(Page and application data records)
· · · · ·

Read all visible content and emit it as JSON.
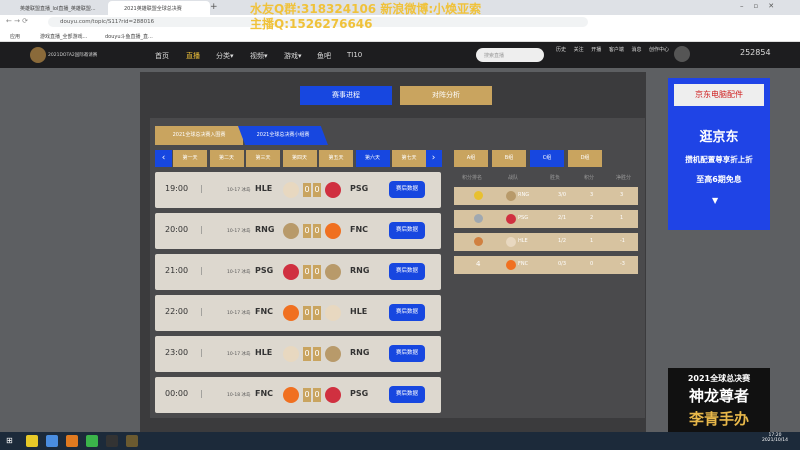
{
  "browser": {
    "tabs": [
      "英雄联盟直播_lol直播_英雄联盟...",
      "2021英雄联盟全球总决赛"
    ],
    "url": "douyu.com/topic/S11?rid=288016",
    "bookmarks": [
      "应用",
      "游戏直播_全部游戏...",
      "douyu斗鱼直播_直..."
    ]
  },
  "overlay": {
    "line1": "水友Q群:318324106 新浪微博:小焕亚索",
    "line2": "主播Q:1526276646"
  },
  "site_nav": {
    "logo_text": "2021DOTA2国际邀请赛",
    "items": [
      "首页",
      "直播",
      "分类▾",
      "视频▾",
      "游戏▾",
      "鱼吧",
      "TI10"
    ],
    "active": "直播",
    "search_placeholder": "搜索直播",
    "icons": [
      "历史",
      "关注",
      "开播",
      "客户端",
      "消息",
      "创作中心"
    ],
    "user_id": "252854"
  },
  "main": {
    "buttons": [
      "赛事进程",
      "对阵分析"
    ],
    "stage_tabs": [
      "2021全球总决赛入围赛",
      "2021全球总决赛小组赛"
    ],
    "days": [
      "第一天",
      "第二天",
      "第三天",
      "第四天",
      "第五天",
      "第六天",
      "第七天"
    ],
    "active_day": "第六天",
    "matches": [
      {
        "time": "19:00",
        "date": "10-17 冰岛",
        "team_a": "HLE",
        "score_a": "0",
        "score_b": "0",
        "team_b": "PSG",
        "btn": "赛后数据"
      },
      {
        "time": "20:00",
        "date": "10-17 冰岛",
        "team_a": "RNG",
        "score_a": "0",
        "score_b": "0",
        "team_b": "FNC",
        "btn": "赛后数据"
      },
      {
        "time": "21:00",
        "date": "10-17 冰岛",
        "team_a": "PSG",
        "score_a": "0",
        "score_b": "0",
        "team_b": "RNG",
        "btn": "赛后数据"
      },
      {
        "time": "22:00",
        "date": "10-17 冰岛",
        "team_a": "FNC",
        "score_a": "0",
        "score_b": "0",
        "team_b": "HLE",
        "btn": "赛后数据"
      },
      {
        "time": "23:00",
        "date": "10-17 冰岛",
        "team_a": "HLE",
        "score_a": "0",
        "score_b": "0",
        "team_b": "RNG",
        "btn": "赛后数据"
      },
      {
        "time": "00:00",
        "date": "10-18 冰岛",
        "team_a": "FNC",
        "score_a": "0",
        "score_b": "0",
        "team_b": "PSG",
        "btn": "赛后数据"
      }
    ],
    "groups": [
      "A组",
      "B组",
      "C组",
      "D组"
    ],
    "active_group": "C组",
    "standings_headers": [
      "积分排名",
      "战队",
      "胜负",
      "积分",
      "净胜分"
    ],
    "standings": [
      {
        "rank": "1",
        "team": "RNG",
        "wl": "3/0",
        "pts": "3",
        "net": "3"
      },
      {
        "rank": "2",
        "team": "PSG",
        "wl": "2/1",
        "pts": "2",
        "net": "1"
      },
      {
        "rank": "3",
        "team": "HLE",
        "wl": "1/2",
        "pts": "1",
        "net": "-1"
      },
      {
        "rank": "4",
        "team": "FNC",
        "wl": "0/3",
        "pts": "0",
        "net": "-3"
      }
    ]
  },
  "ads": {
    "jd": {
      "title": "京东电脑配件",
      "l1": "逛京东",
      "l2": "攒机配置尊享折上折",
      "l3": "至高6期免息"
    },
    "promo": {
      "l1": "2021全球总决赛",
      "l2": "神龙尊者",
      "l3": "李青手办"
    }
  },
  "taskbar": {
    "time": "17:20",
    "date": "2021/10/14"
  },
  "colors": {
    "blue": "#1747e0",
    "gold": "#c9a45f"
  }
}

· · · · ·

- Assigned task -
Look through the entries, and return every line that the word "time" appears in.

- Finished task -
        "time": "19:00",
        "time": "20:00",
        "time": "21:00",
        "time": "22:00",
        "time": "23:00",
        "time": "00:00",
    "time": "17:20",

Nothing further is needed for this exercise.